#### Data for this task ####
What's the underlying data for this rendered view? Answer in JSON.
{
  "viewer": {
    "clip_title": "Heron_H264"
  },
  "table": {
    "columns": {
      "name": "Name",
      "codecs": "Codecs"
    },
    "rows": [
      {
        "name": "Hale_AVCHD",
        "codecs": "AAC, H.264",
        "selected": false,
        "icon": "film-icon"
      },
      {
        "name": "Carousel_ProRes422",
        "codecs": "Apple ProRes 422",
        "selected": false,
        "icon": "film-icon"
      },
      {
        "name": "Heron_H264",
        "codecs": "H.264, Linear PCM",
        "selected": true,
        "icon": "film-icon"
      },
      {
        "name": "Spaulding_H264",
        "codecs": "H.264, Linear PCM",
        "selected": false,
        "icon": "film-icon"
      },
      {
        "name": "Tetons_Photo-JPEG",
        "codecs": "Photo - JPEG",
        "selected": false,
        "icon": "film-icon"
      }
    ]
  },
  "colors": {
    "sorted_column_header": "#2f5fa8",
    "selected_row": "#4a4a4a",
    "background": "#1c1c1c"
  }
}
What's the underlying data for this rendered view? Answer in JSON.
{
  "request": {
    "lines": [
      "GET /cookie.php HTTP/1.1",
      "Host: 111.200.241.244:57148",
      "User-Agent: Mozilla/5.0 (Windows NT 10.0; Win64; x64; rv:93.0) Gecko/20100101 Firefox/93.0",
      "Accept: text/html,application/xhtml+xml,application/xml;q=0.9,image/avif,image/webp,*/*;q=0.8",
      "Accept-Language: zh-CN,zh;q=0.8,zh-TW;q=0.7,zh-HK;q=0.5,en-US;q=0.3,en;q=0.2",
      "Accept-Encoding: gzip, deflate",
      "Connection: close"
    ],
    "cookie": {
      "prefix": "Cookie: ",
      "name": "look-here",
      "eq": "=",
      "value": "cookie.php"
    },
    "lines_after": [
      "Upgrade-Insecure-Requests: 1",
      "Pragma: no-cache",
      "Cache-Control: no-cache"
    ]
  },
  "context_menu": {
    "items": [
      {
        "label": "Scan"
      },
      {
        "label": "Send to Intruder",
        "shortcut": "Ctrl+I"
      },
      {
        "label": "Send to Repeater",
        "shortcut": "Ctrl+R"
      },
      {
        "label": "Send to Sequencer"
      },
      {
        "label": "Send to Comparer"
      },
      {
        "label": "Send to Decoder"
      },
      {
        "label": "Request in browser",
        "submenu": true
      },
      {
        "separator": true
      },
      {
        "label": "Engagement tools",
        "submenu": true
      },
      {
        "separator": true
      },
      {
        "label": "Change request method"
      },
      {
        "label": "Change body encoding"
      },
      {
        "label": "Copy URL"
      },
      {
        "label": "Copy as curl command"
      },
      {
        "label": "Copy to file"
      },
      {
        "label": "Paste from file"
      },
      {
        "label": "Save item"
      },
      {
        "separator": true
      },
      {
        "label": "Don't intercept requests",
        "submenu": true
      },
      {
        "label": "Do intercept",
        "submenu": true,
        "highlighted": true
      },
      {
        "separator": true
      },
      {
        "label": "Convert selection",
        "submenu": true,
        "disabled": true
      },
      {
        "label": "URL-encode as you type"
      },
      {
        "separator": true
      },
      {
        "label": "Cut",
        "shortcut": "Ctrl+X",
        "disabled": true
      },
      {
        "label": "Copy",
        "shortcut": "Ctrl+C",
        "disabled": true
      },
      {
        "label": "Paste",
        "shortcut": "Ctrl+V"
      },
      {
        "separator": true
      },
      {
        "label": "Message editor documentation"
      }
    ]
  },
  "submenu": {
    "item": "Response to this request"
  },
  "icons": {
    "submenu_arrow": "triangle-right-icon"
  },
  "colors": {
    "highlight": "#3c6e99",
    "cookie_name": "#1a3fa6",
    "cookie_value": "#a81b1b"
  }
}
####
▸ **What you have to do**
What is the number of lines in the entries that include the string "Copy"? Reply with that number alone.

▸ **Expected answer**
4